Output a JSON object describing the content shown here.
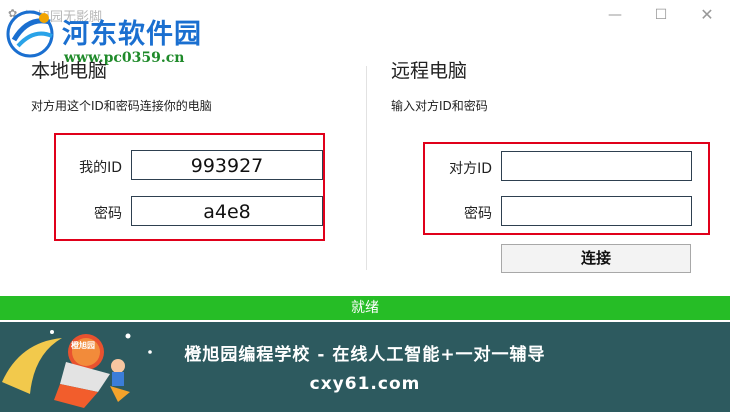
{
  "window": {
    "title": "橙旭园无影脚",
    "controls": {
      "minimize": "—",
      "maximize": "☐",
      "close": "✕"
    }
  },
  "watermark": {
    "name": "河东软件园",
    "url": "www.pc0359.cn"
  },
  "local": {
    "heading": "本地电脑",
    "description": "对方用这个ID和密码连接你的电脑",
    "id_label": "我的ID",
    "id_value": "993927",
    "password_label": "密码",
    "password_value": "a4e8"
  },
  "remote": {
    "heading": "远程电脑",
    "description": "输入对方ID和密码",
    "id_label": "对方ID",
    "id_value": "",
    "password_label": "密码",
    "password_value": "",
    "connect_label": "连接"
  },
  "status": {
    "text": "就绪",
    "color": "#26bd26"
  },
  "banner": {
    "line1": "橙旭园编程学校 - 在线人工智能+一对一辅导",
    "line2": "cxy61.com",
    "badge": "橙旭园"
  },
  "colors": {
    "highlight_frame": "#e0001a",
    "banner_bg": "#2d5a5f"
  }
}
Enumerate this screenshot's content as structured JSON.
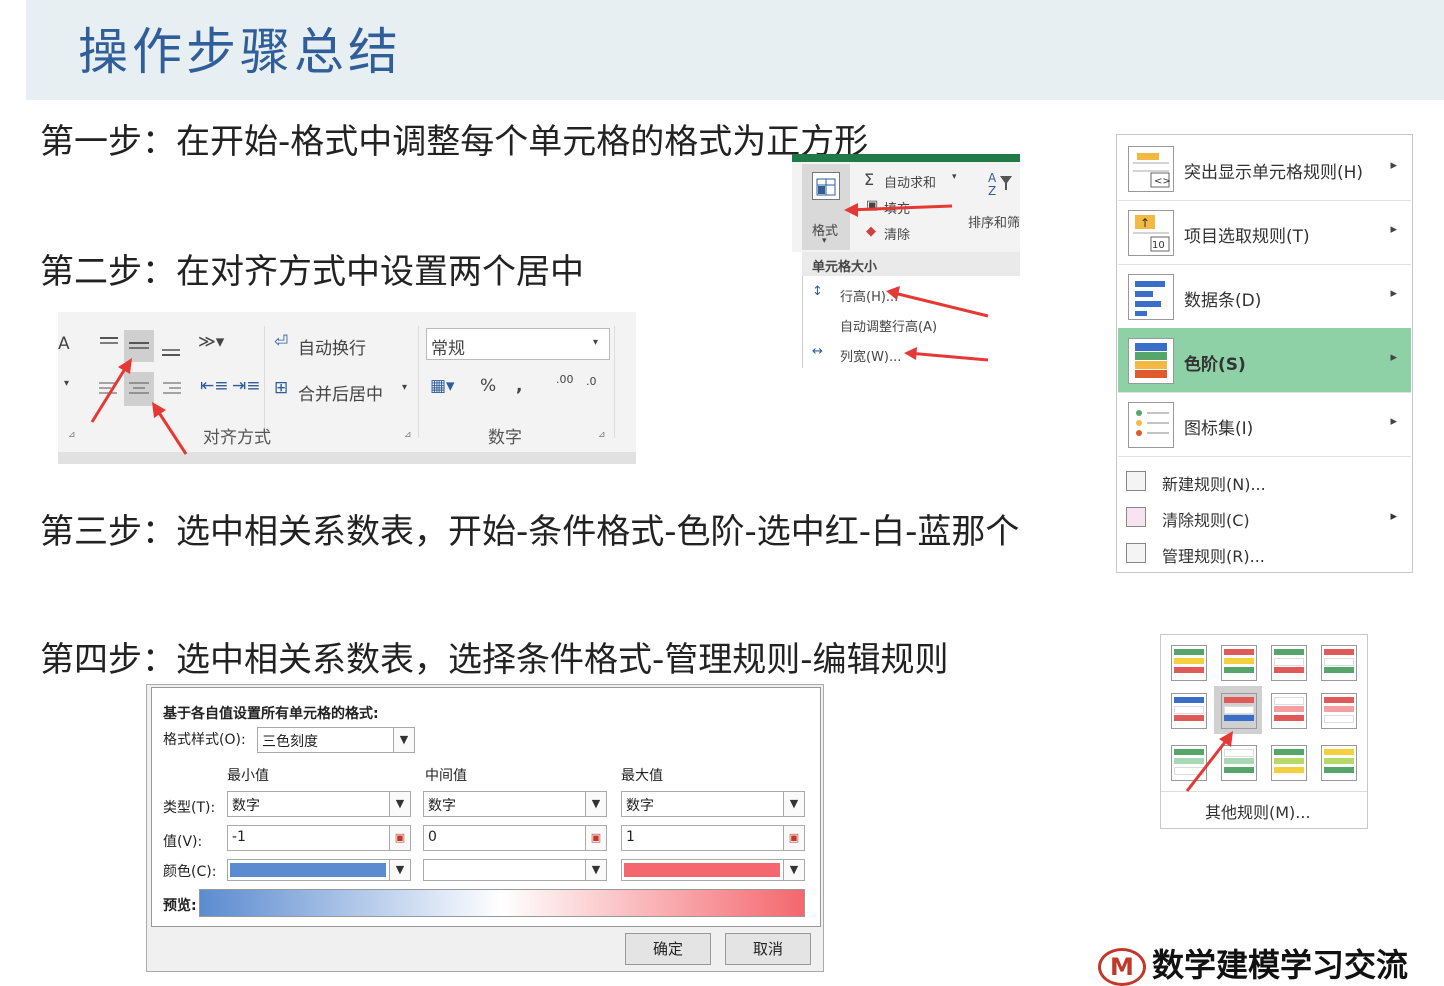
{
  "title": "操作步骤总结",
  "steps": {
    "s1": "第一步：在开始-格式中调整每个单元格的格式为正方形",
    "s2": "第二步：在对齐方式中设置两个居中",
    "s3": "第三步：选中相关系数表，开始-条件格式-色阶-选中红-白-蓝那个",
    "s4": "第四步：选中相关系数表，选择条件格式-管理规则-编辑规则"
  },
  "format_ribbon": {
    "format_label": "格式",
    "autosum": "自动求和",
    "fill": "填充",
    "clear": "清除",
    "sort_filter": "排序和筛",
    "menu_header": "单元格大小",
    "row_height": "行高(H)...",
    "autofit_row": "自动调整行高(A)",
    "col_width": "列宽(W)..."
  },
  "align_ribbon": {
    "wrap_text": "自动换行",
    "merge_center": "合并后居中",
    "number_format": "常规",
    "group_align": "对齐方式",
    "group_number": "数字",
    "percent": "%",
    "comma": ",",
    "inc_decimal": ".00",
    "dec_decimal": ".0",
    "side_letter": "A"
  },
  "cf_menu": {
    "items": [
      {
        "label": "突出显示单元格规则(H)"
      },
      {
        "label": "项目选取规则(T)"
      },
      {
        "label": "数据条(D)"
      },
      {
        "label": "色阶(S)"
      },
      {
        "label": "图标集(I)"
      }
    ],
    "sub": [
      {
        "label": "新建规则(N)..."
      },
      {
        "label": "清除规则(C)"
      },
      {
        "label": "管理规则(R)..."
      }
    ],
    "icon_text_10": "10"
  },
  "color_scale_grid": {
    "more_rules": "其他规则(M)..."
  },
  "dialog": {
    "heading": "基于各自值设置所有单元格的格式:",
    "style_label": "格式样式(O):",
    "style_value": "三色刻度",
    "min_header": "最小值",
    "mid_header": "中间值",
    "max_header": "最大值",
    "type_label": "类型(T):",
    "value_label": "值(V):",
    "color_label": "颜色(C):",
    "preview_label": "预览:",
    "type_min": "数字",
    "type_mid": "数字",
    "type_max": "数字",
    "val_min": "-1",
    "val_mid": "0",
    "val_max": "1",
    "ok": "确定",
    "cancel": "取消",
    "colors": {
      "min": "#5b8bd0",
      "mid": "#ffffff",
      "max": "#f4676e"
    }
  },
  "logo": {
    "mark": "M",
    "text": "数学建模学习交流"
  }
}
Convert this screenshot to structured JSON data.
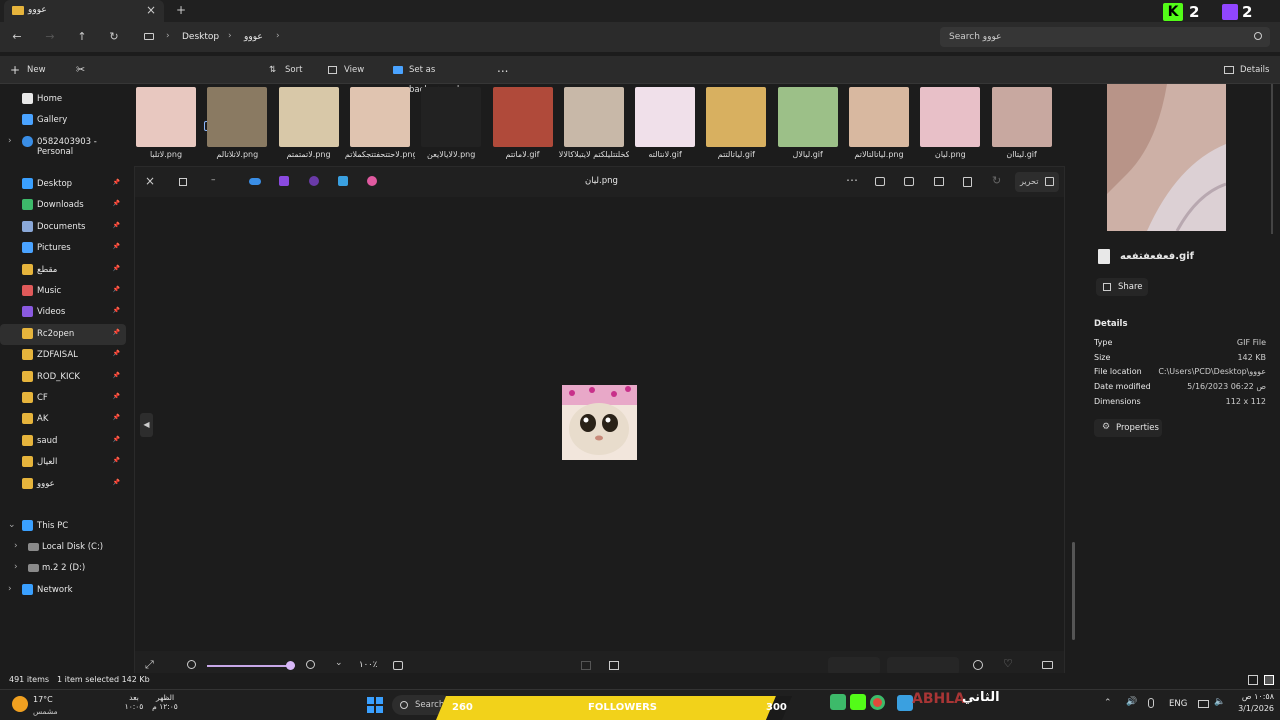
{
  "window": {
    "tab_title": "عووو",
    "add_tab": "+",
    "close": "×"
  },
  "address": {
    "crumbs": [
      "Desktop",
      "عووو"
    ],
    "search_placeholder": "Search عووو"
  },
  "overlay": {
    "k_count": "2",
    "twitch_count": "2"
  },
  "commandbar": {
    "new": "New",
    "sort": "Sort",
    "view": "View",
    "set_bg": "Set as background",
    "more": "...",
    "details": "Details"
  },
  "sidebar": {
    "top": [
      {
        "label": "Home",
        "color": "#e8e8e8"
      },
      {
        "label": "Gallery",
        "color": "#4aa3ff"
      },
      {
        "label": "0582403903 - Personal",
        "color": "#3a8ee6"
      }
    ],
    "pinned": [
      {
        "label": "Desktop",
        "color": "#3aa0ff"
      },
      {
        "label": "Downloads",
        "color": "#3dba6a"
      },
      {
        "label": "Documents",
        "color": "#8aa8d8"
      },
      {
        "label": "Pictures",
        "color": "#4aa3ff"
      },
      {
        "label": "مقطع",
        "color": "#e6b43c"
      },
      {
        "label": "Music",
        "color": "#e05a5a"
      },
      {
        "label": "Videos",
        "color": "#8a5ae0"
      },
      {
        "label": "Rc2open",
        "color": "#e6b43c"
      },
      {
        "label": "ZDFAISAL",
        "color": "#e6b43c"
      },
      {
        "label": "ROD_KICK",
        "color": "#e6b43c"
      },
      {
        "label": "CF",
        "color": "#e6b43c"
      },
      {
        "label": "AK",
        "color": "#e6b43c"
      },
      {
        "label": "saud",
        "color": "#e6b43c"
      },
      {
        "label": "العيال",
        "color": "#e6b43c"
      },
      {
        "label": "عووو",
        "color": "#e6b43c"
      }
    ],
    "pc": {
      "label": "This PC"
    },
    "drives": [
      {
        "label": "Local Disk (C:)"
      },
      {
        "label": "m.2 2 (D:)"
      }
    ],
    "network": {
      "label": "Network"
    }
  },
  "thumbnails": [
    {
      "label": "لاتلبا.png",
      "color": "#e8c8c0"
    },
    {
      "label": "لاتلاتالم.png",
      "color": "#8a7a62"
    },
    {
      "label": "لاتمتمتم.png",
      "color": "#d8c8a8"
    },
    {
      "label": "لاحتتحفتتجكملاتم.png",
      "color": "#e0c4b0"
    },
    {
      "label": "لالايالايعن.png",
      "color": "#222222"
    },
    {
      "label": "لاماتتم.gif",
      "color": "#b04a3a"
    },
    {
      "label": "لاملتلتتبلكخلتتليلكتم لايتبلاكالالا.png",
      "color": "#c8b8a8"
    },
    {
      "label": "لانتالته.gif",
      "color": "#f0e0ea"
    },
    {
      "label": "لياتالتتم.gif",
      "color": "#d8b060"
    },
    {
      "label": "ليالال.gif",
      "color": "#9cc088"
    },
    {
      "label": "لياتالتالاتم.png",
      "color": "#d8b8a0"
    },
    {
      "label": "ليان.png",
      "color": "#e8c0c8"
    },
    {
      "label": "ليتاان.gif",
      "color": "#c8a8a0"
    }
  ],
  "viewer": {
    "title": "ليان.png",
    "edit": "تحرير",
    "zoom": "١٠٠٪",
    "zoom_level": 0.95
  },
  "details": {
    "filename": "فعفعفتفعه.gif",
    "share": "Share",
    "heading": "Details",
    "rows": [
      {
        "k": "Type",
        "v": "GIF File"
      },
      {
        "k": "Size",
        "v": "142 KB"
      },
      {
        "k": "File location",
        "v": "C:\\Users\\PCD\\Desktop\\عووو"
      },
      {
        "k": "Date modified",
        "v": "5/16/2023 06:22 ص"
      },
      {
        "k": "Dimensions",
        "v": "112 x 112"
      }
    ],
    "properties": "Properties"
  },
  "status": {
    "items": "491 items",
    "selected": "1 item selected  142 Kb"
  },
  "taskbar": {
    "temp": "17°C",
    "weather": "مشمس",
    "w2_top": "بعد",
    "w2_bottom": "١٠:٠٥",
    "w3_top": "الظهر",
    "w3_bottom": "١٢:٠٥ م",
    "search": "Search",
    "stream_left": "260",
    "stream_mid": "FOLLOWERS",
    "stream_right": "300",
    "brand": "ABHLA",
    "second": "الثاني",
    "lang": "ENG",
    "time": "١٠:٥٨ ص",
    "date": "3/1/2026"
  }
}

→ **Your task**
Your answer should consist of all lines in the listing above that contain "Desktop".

→ **Result of this task**
      "Desktop",
        "label": "Desktop",
        "v": "C:\\Users\\PCD\\Desktop\\عووو"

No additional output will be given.